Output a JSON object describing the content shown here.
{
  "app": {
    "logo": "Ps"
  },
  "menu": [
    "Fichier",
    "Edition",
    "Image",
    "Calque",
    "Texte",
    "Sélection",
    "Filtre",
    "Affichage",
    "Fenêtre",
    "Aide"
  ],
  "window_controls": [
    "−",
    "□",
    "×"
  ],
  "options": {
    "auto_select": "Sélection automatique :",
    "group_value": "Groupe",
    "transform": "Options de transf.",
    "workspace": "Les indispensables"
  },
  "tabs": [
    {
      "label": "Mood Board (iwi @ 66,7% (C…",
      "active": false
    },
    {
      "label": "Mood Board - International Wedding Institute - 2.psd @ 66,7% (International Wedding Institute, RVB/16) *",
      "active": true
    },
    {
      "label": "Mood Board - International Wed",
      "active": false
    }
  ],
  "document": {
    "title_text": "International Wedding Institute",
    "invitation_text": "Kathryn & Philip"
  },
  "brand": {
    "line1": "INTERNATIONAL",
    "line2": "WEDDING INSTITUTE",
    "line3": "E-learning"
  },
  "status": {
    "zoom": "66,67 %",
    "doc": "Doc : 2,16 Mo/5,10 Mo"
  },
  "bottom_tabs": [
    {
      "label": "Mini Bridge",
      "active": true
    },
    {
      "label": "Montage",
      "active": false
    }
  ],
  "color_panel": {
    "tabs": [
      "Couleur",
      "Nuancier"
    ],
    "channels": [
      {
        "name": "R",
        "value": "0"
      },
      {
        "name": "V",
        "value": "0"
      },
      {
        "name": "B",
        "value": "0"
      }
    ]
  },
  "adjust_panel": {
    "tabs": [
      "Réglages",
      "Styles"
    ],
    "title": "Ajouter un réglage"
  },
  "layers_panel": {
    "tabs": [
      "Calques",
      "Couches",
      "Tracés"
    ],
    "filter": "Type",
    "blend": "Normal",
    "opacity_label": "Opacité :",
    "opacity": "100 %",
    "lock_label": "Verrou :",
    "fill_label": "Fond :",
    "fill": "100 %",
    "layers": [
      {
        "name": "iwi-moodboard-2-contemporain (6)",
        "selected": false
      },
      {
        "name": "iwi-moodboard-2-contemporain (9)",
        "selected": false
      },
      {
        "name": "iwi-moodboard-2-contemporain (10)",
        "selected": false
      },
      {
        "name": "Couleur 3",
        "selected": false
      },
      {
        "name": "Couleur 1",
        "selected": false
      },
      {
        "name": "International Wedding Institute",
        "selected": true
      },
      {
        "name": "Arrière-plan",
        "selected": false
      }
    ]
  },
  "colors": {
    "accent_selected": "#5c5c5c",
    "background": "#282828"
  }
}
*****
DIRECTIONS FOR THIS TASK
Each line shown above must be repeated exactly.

ANSWER
Output a JSON object describing the content shown here.
{
  "app": {
    "logo": "Ps"
  },
  "menu": [
    "Fichier",
    "Edition",
    "Image",
    "Calque",
    "Texte",
    "Sélection",
    "Filtre",
    "Affichage",
    "Fenêtre",
    "Aide"
  ],
  "window_controls": [
    "−",
    "□",
    "×"
  ],
  "options": {
    "auto_select": "Sélection automatique :",
    "group_value": "Groupe",
    "transform": "Options de transf.",
    "workspace": "Les indispensables"
  },
  "tabs": [
    {
      "label": "Mood Board (iwi @ 66,7% (C…",
      "active": false
    },
    {
      "label": "Mood Board - International Wedding Institute - 2.psd @ 66,7% (International Wedding Institute, RVB/16) *",
      "active": true
    },
    {
      "label": "Mood Board - International Wed",
      "active": false
    }
  ],
  "document": {
    "title_text": "International Wedding Institute",
    "invitation_text": "Kathryn & Philip"
  },
  "brand": {
    "line1": "INTERNATIONAL",
    "line2": "WEDDING INSTITUTE",
    "line3": "E-learning"
  },
  "status": {
    "zoom": "66,67 %",
    "doc": "Doc : 2,16 Mo/5,10 Mo"
  },
  "bottom_tabs": [
    {
      "label": "Mini Bridge",
      "active": true
    },
    {
      "label": "Montage",
      "active": false
    }
  ],
  "color_panel": {
    "tabs": [
      "Couleur",
      "Nuancier"
    ],
    "channels": [
      {
        "name": "R",
        "value": "0"
      },
      {
        "name": "V",
        "value": "0"
      },
      {
        "name": "B",
        "value": "0"
      }
    ]
  },
  "adjust_panel": {
    "tabs": [
      "Réglages",
      "Styles"
    ],
    "title": "Ajouter un réglage"
  },
  "layers_panel": {
    "tabs": [
      "Calques",
      "Couches",
      "Tracés"
    ],
    "filter": "Type",
    "blend": "Normal",
    "opacity_label": "Opacité :",
    "opacity": "100 %",
    "lock_label": "Verrou :",
    "fill_label": "Fond :",
    "fill": "100 %",
    "layers": [
      {
        "name": "iwi-moodboard-2-contemporain (6)",
        "selected": false
      },
      {
        "name": "iwi-moodboard-2-contemporain (9)",
        "selected": false
      },
      {
        "name": "iwi-moodboard-2-contemporain (10)",
        "selected": false
      },
      {
        "name": "Couleur 3",
        "selected": false
      },
      {
        "name": "Couleur 1",
        "selected": false
      },
      {
        "name": "International Wedding Institute",
        "selected": true
      },
      {
        "name": "Arrière-plan",
        "selected": false
      }
    ]
  },
  "colors": {
    "accent_selected": "#5c5c5c",
    "background": "#282828"
  }
}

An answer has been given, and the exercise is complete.